- Speak with your parent. Talking to your parent about seeking additional help for them at home is not an easy conversation for most people to have. Your parent probably doesn’t want to give up their independence; it may be difficult for you as well to acknowledge that the people who cared for you for your whole life may now require someone to help care for them. While difficult, it is important to bring your parent into the conversation so you can ensure their needs are adequately met while their wishes are respected as much as possible.
- Speak with your parents’ health care provider with their permission. If you notice some of these warning signs, talk to your parent’s health care provider to rule out medical conditions or medication side effects that can explain the symptoms you have noticed. If an underlying health condition is to blame, there may be treatment options that can reduce or eliminate symptoms. Likewise, there may be alternative medications with fewer side effects if a medication is believed to be the root of the problem.
- Find resources and support. If your parent continues to experience any combination of these warning signs after other causes are ruled out or eliminated, it is time to consider seeking additional help. Your parents’ healthcare provider may be able to direct you to local resources or make referrals to services that can help. You can also reach out to your local Area Agency on Aging. Some agencies can connect you with other resources or arrange for a needs assessment for your aging parent, which provides a third-party, expert evaluation of your parent’s needs.
Careforth helps families by supporting those who care for their loved ones at home. Learn more about our coaching and support programs for caregivers and how they could help you.
More insights like this:
End-of-Life Caregiver Support: Five Tips for Prioritizing the CaregiverRead more: End-of-Life Caregiver Support: Five Tips for Prioritizing the Caregiver
During end-of-life palliative care and hospice care, it’s typical for much of the focus to be on your loved one. However, anxiety, guilt, anger, and burnout are very common experiences for all caregivers. It’s important that coping with these emotions is made a focus as well, so that your well-being and the care…

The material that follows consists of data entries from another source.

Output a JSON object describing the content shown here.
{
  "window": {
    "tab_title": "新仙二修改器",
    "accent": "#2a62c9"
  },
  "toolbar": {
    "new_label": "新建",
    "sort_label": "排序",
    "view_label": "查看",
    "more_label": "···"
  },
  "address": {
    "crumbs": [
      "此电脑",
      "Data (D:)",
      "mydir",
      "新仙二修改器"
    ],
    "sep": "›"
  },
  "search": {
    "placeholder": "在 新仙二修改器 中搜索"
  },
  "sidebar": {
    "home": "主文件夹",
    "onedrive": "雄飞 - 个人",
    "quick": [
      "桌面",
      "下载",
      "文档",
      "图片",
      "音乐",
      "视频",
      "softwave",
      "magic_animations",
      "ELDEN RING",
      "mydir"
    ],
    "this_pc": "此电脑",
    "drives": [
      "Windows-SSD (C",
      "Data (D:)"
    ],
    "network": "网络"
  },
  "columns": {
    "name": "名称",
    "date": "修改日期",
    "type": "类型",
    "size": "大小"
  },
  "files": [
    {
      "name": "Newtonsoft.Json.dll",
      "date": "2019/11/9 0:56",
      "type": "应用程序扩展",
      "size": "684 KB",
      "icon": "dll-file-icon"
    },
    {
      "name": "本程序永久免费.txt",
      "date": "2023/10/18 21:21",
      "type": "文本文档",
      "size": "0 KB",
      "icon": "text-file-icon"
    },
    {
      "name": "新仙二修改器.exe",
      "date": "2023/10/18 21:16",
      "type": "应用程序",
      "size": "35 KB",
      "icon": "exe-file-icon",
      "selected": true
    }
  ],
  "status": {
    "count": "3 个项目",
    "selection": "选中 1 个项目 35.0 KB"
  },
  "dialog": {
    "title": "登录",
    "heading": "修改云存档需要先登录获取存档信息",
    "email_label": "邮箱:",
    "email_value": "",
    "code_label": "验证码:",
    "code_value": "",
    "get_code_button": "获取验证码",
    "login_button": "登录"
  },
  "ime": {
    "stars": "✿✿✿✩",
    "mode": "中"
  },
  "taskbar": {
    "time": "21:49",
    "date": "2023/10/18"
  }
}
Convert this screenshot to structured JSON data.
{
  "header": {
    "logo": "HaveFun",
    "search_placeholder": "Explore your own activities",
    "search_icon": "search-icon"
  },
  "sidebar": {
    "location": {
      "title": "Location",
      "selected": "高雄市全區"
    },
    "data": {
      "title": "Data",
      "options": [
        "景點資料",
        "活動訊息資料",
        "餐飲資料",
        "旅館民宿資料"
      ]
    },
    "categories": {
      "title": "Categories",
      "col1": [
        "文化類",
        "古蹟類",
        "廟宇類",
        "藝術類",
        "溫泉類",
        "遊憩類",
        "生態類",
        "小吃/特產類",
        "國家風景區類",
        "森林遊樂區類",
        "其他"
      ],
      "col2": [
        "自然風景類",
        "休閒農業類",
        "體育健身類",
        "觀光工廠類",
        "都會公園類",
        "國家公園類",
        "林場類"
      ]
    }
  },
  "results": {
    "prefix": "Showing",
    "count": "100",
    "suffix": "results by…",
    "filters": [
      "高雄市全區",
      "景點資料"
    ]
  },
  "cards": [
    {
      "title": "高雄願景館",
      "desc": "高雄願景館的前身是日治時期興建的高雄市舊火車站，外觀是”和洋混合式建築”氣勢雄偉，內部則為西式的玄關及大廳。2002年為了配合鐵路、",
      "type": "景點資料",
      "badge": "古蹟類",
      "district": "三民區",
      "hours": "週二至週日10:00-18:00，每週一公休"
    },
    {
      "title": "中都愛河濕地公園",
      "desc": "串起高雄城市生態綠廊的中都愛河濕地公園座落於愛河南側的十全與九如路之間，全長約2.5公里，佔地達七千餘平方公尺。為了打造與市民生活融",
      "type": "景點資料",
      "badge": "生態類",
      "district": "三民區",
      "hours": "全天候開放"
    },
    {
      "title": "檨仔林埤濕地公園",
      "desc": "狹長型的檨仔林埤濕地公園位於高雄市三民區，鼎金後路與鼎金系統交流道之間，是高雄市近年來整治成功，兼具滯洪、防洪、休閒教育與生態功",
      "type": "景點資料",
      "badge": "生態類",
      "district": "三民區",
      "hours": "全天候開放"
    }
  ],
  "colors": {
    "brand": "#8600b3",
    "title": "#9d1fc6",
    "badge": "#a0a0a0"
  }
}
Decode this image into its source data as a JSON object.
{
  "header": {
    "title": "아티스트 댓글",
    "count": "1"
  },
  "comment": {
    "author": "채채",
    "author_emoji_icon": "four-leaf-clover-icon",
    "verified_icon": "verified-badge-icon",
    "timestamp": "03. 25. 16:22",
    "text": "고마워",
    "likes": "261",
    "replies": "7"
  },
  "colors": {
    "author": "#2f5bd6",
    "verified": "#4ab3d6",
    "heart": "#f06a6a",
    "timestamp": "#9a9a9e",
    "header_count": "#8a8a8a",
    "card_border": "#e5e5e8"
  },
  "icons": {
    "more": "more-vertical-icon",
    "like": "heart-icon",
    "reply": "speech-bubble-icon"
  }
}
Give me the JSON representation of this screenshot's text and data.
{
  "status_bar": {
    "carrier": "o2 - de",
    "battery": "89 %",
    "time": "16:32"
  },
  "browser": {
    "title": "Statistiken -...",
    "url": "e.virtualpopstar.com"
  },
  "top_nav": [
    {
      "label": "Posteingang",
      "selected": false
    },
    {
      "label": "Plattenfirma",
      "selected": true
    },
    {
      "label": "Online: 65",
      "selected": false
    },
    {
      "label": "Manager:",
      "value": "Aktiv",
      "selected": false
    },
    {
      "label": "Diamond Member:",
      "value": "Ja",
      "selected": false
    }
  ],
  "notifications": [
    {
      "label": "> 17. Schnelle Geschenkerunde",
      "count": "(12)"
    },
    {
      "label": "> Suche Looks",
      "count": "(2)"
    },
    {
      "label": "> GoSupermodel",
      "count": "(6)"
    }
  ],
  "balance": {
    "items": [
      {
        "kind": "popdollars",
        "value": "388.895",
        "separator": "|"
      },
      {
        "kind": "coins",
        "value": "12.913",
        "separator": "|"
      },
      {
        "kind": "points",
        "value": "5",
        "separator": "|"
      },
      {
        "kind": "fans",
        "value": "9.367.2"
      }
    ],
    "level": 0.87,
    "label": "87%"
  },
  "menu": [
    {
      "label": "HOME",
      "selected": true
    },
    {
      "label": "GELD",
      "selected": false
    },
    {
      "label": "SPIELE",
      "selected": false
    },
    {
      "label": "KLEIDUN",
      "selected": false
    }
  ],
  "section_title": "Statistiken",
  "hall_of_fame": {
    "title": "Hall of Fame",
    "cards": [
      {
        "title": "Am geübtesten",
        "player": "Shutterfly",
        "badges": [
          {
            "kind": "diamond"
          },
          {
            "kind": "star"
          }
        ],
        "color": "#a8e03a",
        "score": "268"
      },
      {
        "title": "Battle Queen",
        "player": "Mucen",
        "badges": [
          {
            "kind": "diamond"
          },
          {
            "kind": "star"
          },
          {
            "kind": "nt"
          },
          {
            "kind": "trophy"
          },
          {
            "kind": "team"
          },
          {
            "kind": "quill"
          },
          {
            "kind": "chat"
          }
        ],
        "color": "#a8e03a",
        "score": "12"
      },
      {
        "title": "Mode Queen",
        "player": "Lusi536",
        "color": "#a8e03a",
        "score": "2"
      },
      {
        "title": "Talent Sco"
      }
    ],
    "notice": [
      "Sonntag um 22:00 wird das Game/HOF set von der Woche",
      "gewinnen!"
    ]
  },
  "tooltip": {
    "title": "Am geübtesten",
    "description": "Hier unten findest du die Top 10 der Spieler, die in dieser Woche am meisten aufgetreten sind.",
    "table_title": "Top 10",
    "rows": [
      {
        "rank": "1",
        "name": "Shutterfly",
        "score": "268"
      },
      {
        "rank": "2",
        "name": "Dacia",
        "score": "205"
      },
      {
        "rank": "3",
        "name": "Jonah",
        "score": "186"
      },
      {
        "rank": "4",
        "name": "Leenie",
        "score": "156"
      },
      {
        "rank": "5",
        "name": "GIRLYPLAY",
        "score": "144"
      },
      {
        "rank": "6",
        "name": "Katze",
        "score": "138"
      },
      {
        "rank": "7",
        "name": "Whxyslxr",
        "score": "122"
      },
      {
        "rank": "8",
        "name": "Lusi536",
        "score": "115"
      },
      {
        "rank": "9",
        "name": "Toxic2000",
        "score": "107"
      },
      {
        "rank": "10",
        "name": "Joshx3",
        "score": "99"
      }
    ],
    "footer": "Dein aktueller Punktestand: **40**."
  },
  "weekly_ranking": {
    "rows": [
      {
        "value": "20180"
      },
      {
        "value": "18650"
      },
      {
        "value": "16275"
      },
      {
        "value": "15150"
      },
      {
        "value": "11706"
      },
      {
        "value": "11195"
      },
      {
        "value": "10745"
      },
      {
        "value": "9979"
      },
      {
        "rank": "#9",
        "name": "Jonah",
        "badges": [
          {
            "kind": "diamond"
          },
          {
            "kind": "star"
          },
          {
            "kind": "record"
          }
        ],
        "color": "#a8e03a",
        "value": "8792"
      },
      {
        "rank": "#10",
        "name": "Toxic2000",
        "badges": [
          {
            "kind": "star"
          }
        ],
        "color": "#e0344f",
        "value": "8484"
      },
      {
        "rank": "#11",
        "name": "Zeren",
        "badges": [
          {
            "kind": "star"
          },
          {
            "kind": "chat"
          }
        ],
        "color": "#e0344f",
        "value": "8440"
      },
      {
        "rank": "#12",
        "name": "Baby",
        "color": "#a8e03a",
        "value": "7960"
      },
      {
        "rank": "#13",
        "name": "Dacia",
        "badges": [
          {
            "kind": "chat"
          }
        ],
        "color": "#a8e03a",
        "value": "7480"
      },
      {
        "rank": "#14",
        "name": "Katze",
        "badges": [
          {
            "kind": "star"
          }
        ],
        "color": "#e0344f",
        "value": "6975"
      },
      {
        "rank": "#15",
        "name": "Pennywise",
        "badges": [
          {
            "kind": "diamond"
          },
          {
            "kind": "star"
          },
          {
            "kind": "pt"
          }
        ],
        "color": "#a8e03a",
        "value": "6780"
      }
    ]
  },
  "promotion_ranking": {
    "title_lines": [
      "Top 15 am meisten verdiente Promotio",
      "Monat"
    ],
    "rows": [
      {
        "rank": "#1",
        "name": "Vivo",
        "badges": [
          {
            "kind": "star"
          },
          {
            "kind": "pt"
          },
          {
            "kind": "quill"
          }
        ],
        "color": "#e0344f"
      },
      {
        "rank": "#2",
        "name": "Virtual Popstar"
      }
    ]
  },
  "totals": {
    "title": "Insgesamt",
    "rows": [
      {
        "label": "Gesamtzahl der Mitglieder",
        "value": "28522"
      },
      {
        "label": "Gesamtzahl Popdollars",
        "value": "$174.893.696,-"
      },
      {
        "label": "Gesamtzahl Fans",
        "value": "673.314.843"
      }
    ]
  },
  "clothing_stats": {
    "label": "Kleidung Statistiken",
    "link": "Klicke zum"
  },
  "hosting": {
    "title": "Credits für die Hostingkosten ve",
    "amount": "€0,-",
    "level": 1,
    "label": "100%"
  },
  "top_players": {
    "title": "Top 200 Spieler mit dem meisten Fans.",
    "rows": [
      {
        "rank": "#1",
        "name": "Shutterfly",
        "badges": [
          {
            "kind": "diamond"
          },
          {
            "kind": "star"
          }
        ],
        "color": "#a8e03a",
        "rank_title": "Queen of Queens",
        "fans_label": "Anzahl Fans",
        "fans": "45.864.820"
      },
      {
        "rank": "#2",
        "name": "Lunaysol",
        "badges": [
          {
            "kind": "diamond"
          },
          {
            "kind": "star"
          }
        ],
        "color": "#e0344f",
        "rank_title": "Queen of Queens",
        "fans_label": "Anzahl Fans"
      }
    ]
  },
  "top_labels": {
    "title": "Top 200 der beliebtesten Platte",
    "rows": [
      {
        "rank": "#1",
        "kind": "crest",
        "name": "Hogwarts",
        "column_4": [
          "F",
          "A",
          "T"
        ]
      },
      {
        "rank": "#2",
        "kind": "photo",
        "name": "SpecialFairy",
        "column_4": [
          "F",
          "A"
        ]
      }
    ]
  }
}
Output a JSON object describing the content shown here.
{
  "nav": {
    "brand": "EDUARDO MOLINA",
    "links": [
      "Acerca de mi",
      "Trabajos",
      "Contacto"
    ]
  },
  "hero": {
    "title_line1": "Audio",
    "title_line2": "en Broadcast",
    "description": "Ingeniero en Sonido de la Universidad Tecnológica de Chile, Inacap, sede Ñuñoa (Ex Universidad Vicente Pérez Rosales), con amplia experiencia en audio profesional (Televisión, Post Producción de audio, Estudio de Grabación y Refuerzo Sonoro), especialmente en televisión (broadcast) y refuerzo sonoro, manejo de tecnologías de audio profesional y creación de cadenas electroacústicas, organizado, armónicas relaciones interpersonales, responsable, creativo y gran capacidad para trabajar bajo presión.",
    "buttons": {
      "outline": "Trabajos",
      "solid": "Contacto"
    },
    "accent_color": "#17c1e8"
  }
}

End-of-Life Decisions: The Difference Between Hospice and Palliative CareRead more: End-of-Life Decisions: The Difference Between Hospice and Palliative Care
It’s never easy to consider hospice or palliative care for a loved one, and it’s common for caregivers to experience stress and grief during this immensely challenging time. “When a loved one receives a serious diagnosis and members of the care team mention palliative or hospice care, it can be alarming, overwhelming and…
The Caregiver’s Role in Creating An Effective End-of-Life Care PlanRead more: The Caregiver’s Role in Creating An Effective End-of-Life Care Plan
End-of-life planning is a part of an estate plan that caregivers are often in the position to help establish for their loved ones. It formalizes the wishes of the person you care for, documenting their desires for what they’d like to happen at the end of their life. In short, an end-of-life care…